The image of a harem conjures visions of opulent surroundings filled with beautiful, sensuous women whose sole duty was to entertain an aging yet still lustful sheik or image may have been based on the imperial harems of the 16th and 17th centuries of the Ottoman this period of history, harems played an important role in the governing of the Ottoman Empire.

In ancient Turkish, Persian, Indian and other Asian societies, monogamy was the norm within the lower classes. But among the upper crust and royalty, harems were the rule. Most magnificent of all harems were those of the Ottoman ed for its immensity and grandeur, the harem of a Sultan was called the Harem-i-Hümayun.

The Imperial Harem. Principally aimed at holding the royal womenfolk away from prying eyes, the Imperial Harem of the Ottoman Empire grew into a gilded cage where. The Imperial Harem: Women and Sovereignty in the Ottoman Empire.

This book examines the sources of royal women’s power and assesses the reactions of imperia, which ranged from loyal devotion to armed opposition.

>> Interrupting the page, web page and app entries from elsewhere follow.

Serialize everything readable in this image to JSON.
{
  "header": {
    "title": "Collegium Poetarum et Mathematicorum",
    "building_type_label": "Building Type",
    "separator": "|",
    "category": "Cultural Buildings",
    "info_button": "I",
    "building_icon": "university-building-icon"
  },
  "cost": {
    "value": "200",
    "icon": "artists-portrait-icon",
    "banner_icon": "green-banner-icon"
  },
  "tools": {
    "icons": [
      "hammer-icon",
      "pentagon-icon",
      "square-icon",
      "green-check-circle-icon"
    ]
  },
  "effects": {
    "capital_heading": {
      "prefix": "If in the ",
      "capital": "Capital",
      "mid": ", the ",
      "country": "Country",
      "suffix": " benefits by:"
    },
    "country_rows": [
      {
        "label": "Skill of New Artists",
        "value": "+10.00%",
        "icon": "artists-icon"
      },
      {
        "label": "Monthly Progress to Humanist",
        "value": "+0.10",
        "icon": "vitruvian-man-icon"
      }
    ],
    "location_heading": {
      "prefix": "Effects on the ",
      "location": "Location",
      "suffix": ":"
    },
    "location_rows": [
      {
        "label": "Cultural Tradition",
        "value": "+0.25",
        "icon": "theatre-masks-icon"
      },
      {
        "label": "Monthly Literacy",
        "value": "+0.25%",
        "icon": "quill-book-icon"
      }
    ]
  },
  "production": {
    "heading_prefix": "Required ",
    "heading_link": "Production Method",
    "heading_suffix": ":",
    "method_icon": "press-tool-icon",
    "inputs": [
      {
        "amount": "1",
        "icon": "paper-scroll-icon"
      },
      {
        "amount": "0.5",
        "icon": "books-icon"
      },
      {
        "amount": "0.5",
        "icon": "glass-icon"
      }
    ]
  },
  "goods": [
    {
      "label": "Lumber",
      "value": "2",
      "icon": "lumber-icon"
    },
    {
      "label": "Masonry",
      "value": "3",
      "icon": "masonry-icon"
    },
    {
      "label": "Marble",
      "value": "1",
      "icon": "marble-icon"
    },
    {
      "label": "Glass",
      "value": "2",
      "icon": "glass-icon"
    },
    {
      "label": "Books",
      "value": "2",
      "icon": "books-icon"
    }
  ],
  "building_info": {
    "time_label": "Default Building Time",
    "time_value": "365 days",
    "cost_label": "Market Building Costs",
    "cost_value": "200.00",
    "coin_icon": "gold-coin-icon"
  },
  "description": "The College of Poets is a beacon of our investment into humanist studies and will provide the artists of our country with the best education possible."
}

The Imperial Harem Institution. Academics and those interested in learning about the Harem. Enjoy the music. Don't forget to subscribe. 12 Things You May Not Know About Hürrem Sultan | The Most Powerful Women In Ottoman History. The book on the Ottoman Harem is Leslie P. Peirce's The Imperial Harem: Women and Sovereignty in the Ottoman Empire, but unfortunately I haven't read it (my interests are generally later, further from the capital, and less elite).

I do know later accounts of non-imperial harems. Allan Aldiss has written many stories about life in make-belief harems. However this one is different. It is about life in a real harem: the harem of almost the last of the Sultans of Turkey, who only a hundred years ago was the all-powerful Ruler of the still vast Ottoman Empire.

The organisation of this harem is well known and the vast, luxurious, building that housed it, the harem quarters of t. Buy The Imperial Harem: Women and Sovereignty in the Ottoman Empire (Studies in Middle Eastern History) by Peirce, Leslie P.

(ISBN: ) from Amazon's Book Store. Everyday low prices and free delivery on eligible orders/5(13). Topkapi Palace Harem and the Mad Ottoman Sultans Walking up to the gatehouse of the Topkapi palace is unimpressive, yet behind the stone walls originally built more than years ago, is a staggering collections of courtyards, rooms, and imperial places that portray the varied and certainly colourful life of the Ottoman sultans and their.

Imperial Hall/Throne Room. Connected by a corridor from the Queen Mother’s apartments is the Imperial Hall which marks the beginning of the Sultan’s area of the harem complex. This large and ornate room was designed to impress, and it does so, ten times over. It is the largest domed room in the harem complex and was built in the late 16th.

when Peirce, author of The Imperial Harem, wrote a full-length book focusing on Hurrem Sultan The Empress of the East presents the truest image of Hurrem yet, using contemporary sources including letters between Hurrem and Suleyman (which span four decades) to show the queen as a force for change in her own right.The Imperial Harem of the Ottoman Empire occupied one of the large sections of the private apartments of the sultan at the Topkapi Palace which encompassed more than rooms.

While no official numbers exist on the number of its inmates, it massive size can be gauged on the basis of the fact at the height of its power, there were around six to.The Ottoman Empire developed over the centuries a complex organization of government with the Sultan as the supreme ruler of a centralized government that had an effective control of its provinces, officials and inhabitants.

Wealth and rank could be inherited but were just as often earned. Positions were perceived as titles such as viziers and aghas. Military service was a key to advancement in the .